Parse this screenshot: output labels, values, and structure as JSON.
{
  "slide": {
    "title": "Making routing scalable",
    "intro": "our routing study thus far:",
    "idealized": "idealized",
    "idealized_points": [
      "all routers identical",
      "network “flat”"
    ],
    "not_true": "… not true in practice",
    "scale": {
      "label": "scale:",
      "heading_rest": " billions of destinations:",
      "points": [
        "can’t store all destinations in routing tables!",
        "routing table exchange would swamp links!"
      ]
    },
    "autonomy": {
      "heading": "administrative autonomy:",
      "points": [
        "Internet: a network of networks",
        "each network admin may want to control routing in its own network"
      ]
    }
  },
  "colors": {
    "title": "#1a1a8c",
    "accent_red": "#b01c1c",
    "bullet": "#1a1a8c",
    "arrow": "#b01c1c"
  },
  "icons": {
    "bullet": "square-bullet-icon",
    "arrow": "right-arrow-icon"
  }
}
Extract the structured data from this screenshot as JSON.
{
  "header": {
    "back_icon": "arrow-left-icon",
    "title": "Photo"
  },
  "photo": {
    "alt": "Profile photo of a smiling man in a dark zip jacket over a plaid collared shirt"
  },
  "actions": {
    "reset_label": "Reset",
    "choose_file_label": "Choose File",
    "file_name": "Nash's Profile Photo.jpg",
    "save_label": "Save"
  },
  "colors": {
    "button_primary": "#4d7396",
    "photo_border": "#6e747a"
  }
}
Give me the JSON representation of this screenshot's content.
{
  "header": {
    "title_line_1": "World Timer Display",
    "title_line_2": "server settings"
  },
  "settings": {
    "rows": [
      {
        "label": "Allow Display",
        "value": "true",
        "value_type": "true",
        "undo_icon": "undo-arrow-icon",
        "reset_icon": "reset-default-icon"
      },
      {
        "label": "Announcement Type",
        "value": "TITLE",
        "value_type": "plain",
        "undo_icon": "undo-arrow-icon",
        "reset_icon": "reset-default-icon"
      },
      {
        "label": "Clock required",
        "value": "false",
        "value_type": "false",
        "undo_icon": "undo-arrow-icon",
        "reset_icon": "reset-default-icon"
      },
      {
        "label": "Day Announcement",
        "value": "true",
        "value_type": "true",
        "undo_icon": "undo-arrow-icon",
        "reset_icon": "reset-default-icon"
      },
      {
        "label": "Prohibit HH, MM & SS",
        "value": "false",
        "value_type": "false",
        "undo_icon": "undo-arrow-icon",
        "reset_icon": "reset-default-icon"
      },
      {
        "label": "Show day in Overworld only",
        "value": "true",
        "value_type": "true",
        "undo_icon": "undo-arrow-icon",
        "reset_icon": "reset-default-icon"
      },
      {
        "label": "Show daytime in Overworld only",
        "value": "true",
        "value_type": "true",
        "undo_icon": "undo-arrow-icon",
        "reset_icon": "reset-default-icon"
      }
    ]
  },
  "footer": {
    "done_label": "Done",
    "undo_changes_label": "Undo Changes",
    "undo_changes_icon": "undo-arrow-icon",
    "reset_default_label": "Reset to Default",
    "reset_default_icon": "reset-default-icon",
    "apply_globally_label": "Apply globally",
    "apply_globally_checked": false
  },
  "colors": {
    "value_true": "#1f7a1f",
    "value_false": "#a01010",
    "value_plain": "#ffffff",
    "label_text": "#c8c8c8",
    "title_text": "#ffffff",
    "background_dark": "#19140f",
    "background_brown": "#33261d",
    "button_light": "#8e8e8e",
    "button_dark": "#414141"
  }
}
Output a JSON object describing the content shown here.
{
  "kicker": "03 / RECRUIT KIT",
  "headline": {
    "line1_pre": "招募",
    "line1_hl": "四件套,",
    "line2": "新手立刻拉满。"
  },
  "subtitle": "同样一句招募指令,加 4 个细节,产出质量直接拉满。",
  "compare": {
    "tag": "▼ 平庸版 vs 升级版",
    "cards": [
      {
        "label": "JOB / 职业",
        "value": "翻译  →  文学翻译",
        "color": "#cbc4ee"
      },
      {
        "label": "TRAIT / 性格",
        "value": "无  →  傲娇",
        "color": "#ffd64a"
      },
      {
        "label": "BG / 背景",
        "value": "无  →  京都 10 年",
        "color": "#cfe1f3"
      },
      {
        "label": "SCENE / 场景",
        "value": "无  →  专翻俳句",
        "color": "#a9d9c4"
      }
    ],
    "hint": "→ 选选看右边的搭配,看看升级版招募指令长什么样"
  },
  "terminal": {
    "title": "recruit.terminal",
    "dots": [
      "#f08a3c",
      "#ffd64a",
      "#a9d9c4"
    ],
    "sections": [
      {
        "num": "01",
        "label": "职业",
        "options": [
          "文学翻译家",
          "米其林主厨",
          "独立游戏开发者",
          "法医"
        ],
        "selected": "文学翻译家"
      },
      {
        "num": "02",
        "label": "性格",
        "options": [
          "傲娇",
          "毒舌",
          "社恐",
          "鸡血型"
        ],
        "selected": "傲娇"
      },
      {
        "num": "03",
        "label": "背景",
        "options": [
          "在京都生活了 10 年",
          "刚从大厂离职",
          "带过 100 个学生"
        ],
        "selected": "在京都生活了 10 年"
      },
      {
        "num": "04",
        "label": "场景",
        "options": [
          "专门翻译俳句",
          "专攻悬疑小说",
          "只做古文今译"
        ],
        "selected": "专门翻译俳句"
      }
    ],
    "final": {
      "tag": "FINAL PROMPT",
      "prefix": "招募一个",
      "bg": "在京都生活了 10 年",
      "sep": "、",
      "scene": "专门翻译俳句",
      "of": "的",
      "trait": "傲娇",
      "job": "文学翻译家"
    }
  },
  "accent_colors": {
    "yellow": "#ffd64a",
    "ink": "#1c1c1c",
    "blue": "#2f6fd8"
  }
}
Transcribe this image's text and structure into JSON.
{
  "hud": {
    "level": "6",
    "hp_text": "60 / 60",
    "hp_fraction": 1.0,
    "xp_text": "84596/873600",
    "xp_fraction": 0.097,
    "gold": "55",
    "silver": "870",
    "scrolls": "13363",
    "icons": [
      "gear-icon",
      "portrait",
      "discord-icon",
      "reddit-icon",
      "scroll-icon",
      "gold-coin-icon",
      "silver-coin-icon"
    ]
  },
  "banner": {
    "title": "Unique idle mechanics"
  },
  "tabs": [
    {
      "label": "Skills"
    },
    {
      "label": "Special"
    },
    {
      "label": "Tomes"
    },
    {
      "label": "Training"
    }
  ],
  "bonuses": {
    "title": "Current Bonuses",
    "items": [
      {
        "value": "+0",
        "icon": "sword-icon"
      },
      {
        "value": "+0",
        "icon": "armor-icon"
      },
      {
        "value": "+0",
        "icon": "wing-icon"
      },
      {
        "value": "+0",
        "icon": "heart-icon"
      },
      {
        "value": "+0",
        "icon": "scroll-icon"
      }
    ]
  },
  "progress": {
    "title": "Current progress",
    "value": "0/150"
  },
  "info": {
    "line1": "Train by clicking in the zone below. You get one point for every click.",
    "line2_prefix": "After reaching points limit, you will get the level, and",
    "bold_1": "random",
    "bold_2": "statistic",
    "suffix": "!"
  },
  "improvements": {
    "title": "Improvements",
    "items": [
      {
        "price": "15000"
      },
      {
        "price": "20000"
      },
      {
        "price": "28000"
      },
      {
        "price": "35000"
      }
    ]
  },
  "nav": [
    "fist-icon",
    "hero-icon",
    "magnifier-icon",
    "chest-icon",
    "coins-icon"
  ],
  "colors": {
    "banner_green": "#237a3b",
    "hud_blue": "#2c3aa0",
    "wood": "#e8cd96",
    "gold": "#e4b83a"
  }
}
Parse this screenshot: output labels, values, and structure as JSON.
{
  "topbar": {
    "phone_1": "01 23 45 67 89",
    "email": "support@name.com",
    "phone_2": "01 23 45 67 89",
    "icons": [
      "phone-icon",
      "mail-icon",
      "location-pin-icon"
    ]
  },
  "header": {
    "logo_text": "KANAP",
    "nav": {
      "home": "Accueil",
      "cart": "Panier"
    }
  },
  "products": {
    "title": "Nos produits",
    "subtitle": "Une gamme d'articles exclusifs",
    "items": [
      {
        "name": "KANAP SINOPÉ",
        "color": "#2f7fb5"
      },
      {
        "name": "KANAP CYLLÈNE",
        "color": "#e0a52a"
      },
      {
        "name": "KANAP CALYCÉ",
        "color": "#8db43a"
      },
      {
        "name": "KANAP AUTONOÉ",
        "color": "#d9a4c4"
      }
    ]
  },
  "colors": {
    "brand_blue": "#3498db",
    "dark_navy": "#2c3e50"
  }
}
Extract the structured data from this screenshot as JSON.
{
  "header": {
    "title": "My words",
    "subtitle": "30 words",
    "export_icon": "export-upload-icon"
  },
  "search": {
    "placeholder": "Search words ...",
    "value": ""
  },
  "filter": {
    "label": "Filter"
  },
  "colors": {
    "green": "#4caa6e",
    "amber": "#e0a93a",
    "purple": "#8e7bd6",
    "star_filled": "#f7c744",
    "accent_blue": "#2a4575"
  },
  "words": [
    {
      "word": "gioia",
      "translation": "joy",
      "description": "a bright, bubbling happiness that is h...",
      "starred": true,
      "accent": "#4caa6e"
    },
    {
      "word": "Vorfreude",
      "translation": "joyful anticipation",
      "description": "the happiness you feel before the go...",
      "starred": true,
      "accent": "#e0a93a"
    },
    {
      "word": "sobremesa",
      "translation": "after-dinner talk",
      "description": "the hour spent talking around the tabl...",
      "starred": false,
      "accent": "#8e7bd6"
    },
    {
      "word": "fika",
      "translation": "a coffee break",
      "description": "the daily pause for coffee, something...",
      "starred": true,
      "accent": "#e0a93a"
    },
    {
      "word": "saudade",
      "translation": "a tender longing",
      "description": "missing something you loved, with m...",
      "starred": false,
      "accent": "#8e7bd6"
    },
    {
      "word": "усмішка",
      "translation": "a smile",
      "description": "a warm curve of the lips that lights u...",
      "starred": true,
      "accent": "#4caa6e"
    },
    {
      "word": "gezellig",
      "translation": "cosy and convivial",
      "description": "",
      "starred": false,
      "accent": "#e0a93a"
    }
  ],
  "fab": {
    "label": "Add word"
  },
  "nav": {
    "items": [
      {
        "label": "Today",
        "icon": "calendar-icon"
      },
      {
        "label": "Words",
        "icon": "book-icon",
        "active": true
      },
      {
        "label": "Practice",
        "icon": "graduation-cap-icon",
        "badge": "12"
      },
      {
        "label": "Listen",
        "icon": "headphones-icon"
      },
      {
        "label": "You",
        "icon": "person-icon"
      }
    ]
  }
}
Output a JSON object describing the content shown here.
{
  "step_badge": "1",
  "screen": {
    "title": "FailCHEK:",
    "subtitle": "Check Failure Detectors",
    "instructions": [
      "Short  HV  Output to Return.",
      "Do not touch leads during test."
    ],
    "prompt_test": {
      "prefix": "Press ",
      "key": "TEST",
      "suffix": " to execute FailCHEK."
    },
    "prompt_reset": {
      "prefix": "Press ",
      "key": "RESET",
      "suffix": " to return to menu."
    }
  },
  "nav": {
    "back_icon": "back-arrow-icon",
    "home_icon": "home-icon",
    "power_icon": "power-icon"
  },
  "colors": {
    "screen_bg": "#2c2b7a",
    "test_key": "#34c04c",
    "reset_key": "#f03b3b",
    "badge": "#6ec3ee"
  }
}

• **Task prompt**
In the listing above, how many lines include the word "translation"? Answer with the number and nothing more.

• **Answer for the task**
7